Judge: This is an assigned debt, there is no prescribed protocol so we look at the general protocol. Reading from the White Book C1.008 Annex A – Claimant’s letter before claim at 2.2 – Claimant should give full details, basis of claim, a clear summary of the facts, what the C wants from the D, and how the amount has been calculated.
2.2 The letter should also: 1) list the essential documents on which the claimant seeks to rely. 2) set out the form of ADR if any that the claimant agrees to, and the date for a full response.
Just reading from the last case under 27.14(2)(g) in the White Book:
“The court must be aware that a company may be taking action for reasons other than pursuing a trial.”
• There has been no compliance with the pre-action protocol.
• There has been no engagement with the Defendant or his solicitors.
• There has been no acceptance of the offer and/or order for mediation.
• There has been a complete failure to comply with court orders.
• There has been (literally) last minute production of evidence which has been wholly insufficient for the purposes of this case.
• There has been none of the requisite evidence to support their case.”
Judge: A claim was made supported by a statement of truth and all that is proved is that an assertion is made by the Claimant that they were assigned a debt. That’s all I can find as a fact. It is disingenuous to say that they have proved their case…commercial men may agree whatever they want, but to come to court when there is no evidence or no real evidence that the claim is enforceable, begs the question of how truthful this claim ever was.
The statement of truth was made – at best – lightly. It must be true all the way through the witness statement.
It is a founding principle that a costs order should not be punitive in nature. And that any message it being a punitive order is entirely wrong in my view. Any judgement I make in respect of a Certificate of Unreasonable Conduct, is based on the conduct of the parties, and not as a punitive element of the jurisdiction.
The application for certification – that the C conduct in bringing this claim which has failed – is entirely reasonable. The principle matter of this claim is that the best that the claimant’s case is that on the evidence of Taylor Atkins that there was an assignment of a chose-in-action from Barclaycard on 17th December 2012. This is the best part of the claimant’s case.
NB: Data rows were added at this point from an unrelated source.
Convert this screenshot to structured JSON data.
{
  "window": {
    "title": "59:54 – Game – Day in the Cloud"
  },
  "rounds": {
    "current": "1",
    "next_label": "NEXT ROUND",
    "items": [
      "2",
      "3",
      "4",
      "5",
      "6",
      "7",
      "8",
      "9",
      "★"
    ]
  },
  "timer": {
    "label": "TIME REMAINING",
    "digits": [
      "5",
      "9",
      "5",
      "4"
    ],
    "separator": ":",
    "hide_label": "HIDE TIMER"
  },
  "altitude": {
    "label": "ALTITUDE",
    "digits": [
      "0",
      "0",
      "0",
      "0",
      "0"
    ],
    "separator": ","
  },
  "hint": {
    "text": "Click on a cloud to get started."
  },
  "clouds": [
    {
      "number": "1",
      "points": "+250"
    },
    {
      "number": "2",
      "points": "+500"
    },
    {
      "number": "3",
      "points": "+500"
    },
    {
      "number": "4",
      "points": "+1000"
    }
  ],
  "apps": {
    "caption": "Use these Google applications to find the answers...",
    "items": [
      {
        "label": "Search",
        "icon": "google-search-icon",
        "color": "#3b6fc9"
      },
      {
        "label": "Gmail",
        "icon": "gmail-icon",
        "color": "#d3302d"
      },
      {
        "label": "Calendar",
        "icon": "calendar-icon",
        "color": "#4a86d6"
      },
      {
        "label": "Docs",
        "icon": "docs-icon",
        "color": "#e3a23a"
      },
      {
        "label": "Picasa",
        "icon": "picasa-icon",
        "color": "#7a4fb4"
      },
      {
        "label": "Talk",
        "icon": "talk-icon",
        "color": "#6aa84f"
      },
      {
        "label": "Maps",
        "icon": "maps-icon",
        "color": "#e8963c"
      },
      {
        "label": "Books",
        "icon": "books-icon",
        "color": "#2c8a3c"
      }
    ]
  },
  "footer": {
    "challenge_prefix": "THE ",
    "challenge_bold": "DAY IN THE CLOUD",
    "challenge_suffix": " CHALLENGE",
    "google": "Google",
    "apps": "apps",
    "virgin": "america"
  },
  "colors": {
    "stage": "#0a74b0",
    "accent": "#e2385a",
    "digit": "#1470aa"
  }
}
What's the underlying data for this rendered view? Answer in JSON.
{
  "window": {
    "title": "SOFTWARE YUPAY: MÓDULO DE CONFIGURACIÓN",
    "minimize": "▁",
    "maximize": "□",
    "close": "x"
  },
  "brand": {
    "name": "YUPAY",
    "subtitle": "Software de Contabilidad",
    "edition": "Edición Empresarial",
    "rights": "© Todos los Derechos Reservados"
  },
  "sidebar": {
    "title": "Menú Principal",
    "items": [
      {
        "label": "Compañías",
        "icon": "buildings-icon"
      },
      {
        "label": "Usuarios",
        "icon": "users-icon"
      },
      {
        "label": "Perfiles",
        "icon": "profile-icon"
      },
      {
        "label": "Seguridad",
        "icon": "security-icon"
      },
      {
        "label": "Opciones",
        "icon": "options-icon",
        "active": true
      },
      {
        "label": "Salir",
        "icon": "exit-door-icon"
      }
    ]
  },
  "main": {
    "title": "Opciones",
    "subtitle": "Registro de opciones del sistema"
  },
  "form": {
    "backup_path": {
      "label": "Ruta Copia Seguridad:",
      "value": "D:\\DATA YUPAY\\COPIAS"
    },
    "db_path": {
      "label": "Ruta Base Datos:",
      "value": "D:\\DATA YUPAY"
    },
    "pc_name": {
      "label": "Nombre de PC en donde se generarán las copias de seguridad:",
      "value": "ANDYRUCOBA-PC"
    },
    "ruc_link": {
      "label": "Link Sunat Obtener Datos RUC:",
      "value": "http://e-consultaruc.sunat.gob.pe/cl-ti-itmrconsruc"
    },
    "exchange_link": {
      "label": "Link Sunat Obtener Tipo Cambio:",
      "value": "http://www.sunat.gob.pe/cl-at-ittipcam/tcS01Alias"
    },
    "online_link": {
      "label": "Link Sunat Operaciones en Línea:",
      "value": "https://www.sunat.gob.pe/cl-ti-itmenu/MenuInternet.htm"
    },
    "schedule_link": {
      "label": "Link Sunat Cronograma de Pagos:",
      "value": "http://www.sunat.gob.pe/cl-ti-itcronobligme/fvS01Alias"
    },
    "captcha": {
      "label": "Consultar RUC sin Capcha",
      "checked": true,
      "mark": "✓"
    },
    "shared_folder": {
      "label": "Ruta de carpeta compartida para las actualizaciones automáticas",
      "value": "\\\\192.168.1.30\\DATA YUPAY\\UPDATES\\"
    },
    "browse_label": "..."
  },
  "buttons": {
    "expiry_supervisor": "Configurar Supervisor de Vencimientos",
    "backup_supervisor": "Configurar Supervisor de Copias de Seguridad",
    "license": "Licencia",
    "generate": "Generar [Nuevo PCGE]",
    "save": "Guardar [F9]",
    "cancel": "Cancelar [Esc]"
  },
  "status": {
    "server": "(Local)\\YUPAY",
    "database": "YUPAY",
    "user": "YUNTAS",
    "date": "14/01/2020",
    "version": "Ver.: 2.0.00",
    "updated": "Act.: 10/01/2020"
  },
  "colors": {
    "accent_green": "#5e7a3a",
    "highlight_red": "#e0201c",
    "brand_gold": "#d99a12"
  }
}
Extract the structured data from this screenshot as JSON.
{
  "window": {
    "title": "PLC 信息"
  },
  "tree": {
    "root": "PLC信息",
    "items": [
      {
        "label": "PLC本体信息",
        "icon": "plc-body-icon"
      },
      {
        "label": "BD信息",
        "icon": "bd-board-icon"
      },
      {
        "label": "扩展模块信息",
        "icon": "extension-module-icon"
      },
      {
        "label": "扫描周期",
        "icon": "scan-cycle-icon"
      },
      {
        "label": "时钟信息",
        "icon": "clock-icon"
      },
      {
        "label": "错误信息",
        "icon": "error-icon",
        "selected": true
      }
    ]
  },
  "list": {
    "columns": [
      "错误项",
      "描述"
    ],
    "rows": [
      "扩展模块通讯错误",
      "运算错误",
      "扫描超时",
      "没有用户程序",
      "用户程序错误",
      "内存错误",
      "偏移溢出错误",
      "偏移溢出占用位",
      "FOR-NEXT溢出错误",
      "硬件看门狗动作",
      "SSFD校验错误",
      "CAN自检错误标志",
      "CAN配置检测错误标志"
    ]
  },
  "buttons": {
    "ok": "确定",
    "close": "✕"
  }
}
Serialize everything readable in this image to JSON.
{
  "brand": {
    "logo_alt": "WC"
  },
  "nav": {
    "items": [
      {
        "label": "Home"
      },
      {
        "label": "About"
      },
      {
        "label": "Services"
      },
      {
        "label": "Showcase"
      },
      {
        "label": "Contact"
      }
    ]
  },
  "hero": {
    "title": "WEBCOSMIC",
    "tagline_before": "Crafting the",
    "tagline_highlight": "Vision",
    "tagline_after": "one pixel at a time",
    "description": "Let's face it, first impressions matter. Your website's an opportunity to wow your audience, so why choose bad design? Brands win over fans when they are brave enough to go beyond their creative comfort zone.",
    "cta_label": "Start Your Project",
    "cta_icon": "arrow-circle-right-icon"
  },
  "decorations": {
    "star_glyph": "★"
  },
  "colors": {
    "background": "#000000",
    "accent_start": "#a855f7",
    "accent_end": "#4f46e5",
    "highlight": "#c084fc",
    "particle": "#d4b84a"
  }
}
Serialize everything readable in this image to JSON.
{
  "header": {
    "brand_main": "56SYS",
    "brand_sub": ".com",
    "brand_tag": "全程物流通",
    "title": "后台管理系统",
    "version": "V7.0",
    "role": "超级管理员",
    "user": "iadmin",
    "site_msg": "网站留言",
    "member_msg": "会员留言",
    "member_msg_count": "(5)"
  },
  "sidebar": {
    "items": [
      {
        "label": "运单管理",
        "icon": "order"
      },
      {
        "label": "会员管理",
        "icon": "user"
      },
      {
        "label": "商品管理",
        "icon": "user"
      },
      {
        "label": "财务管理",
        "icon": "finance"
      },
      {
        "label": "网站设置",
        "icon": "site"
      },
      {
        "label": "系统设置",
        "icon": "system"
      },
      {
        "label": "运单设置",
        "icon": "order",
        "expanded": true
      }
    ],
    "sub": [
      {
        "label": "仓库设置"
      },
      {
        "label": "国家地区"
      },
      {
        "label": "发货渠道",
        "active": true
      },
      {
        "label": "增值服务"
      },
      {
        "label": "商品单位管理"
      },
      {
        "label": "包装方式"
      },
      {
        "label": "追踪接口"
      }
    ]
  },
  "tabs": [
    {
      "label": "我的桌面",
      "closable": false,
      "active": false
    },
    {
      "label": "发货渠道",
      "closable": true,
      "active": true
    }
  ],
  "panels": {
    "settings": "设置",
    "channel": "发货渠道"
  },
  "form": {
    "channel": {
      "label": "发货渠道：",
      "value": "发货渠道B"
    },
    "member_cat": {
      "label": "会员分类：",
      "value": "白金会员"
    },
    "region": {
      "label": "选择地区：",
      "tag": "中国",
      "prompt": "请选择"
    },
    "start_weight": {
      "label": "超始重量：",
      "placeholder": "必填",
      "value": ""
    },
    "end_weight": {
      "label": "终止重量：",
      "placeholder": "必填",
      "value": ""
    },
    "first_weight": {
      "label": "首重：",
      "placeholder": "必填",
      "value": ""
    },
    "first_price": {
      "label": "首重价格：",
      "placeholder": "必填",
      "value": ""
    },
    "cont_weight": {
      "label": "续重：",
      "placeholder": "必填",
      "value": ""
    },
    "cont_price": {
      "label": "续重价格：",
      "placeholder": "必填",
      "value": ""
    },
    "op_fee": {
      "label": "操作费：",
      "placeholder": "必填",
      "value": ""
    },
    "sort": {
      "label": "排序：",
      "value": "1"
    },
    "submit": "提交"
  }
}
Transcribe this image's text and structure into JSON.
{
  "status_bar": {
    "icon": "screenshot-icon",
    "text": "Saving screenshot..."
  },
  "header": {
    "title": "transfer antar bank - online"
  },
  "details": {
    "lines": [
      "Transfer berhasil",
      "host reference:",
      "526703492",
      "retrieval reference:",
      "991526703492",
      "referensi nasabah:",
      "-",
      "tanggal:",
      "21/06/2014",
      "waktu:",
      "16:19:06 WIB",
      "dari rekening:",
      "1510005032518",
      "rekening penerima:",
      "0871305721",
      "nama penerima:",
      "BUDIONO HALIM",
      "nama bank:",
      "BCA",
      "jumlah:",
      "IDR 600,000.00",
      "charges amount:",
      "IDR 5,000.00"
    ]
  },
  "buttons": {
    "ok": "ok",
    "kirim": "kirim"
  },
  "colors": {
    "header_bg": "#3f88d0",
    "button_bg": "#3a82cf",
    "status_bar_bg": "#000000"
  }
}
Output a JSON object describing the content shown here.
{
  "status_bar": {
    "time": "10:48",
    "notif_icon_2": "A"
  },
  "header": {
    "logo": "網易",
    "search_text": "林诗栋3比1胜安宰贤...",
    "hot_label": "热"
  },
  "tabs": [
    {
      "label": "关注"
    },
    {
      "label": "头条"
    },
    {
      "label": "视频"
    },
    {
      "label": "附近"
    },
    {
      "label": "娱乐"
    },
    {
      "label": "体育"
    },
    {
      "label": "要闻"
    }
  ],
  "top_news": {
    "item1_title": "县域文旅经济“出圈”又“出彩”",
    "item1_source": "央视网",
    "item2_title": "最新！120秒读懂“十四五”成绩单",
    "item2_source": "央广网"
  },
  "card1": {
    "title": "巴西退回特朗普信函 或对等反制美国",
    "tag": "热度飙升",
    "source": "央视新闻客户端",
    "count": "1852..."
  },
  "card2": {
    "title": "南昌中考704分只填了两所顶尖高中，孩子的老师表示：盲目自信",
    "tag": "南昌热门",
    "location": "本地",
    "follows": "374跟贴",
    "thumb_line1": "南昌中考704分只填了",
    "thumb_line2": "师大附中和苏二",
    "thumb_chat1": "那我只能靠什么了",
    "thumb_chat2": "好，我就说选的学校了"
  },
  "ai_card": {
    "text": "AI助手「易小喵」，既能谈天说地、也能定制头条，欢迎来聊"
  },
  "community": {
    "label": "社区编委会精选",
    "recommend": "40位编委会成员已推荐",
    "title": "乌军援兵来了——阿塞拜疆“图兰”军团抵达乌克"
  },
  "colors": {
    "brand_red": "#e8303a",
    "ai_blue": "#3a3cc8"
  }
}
In reality, there was nothing further provided because the claimant knew full well that the type of claim that this is. It is one which is accompanied by a detailed statutory framework of which there was simply no evidence that it was even considered, let alone addressed. Such peripheral matters that were brought to my attention by Taylor Atkins could and should have been made available at the time of the pre-action letter, which is so deficient that it could not be properly be said to comply with pre-action protocol, conduct for which there is no compliance in such circumstances, in that even this basic information was not put before the defendant.
In my view, the Claimant has fallen very far short of conducting this case in a reasonable manner, in the specialised area which they choose to trade.
I find that the Claimant’s conduct, including that of late service of a W/S and documents on the day of the hearing, and in breach of the Order of the Court, is grounds for the certificate of unreasonable conduct. Certificate of Unreasonableness granted.
Issues of quantum of costs:
MKDP challenged the length of time spent on the papers given that they had submitted no evidence.
CLAIM DISMISSED WITH COSTS